#### WHAT NEEDS TO BE DONE:
Line by line, please look for the word "file" in the following records, then copy each line you find it in.

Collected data
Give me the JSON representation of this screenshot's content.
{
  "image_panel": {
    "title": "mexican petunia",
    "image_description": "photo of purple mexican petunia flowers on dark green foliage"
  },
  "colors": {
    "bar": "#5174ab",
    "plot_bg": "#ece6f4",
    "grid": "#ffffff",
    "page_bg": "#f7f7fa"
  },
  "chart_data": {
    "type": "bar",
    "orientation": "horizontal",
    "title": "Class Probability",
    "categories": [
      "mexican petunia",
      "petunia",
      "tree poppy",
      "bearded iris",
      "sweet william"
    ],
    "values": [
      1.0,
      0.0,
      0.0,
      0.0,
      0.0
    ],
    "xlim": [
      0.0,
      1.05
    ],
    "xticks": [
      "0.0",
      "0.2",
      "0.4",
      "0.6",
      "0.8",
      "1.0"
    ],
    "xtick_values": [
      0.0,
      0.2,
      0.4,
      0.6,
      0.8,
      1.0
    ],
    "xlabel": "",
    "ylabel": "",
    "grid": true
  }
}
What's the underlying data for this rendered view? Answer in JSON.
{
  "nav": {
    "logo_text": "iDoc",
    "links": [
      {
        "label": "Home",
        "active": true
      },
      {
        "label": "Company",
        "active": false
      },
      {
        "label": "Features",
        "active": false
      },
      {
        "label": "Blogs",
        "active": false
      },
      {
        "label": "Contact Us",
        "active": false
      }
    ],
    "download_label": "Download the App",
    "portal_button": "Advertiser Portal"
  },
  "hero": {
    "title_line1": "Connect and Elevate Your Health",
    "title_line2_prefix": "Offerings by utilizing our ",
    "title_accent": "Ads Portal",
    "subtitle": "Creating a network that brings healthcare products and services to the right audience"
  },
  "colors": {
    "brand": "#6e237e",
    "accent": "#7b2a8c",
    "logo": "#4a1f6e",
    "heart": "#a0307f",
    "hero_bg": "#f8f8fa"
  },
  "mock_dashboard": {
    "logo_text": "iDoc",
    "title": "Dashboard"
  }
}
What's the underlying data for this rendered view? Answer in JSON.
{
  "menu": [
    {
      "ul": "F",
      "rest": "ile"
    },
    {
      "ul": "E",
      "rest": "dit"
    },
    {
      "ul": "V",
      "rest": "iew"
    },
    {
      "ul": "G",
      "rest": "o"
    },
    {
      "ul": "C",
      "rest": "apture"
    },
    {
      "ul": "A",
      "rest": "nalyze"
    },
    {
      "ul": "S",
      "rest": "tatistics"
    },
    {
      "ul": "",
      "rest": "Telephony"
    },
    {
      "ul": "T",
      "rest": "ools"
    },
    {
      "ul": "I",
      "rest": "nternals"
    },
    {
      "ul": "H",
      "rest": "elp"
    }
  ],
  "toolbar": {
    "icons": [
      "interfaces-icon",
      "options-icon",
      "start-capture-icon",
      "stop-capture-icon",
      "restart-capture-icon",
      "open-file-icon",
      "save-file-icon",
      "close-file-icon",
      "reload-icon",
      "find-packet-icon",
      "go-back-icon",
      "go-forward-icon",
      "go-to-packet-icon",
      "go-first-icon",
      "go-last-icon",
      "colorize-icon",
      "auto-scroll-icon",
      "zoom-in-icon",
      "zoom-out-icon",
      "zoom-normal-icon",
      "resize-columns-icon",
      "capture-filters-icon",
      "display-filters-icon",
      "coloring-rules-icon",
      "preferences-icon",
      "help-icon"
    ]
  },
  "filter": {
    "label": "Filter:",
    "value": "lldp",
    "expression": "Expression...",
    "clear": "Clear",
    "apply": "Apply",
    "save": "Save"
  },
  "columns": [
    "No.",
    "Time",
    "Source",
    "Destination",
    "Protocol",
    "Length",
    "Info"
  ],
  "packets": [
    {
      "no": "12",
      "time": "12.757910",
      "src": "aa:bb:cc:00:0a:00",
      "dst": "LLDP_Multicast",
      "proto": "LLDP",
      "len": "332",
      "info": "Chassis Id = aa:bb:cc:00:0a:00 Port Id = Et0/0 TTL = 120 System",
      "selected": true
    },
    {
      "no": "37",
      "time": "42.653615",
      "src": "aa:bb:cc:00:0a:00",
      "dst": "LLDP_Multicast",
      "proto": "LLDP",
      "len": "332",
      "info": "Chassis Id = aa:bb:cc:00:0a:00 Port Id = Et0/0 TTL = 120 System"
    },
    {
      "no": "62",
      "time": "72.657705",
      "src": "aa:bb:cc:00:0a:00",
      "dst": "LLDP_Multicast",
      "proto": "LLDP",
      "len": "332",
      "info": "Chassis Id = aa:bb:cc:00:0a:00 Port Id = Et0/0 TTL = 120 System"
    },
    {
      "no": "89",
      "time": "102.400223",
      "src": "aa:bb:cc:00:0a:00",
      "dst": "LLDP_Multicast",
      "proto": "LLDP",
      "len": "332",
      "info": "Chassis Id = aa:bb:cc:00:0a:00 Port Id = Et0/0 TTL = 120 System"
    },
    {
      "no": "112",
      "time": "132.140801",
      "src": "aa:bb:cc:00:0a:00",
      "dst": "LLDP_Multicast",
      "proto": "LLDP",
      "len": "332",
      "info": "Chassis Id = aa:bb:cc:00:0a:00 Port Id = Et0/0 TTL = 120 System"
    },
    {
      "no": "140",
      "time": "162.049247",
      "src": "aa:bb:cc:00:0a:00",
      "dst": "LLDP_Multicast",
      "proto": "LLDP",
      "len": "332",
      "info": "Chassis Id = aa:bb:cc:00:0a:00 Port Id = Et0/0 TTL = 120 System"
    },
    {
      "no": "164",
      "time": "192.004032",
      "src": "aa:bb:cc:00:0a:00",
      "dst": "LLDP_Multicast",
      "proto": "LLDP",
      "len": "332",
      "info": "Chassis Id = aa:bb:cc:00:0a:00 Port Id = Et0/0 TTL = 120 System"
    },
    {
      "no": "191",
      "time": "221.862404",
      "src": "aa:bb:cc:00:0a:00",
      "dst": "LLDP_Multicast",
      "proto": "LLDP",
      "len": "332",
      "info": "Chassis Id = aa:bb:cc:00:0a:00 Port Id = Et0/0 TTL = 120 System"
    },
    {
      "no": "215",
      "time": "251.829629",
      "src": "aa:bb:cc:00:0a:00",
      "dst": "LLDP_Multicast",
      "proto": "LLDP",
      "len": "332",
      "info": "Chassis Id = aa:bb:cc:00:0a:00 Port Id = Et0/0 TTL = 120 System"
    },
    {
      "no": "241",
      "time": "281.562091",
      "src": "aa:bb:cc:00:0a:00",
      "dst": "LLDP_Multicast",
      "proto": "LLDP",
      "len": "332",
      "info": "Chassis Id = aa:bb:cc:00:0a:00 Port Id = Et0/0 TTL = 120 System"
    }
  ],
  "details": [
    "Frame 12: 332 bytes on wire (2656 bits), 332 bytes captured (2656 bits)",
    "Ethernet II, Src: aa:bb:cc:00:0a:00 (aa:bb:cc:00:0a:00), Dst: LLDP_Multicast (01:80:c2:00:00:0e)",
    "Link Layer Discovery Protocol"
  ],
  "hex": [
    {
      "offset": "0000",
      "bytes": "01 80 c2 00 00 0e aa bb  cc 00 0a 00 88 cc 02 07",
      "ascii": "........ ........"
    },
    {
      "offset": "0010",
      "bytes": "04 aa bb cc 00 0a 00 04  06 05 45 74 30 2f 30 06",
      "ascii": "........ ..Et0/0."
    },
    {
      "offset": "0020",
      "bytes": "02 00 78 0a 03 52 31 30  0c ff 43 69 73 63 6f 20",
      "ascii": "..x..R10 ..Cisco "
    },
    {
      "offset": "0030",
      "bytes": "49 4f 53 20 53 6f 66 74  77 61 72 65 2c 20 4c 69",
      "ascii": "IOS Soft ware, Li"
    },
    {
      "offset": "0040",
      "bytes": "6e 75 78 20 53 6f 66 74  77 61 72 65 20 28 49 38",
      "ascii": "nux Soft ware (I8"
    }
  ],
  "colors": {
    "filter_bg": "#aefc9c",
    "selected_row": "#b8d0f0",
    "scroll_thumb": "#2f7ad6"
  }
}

#### RESULT:
      "open-file-icon",
      "save-file-icon",
      "close-file-icon",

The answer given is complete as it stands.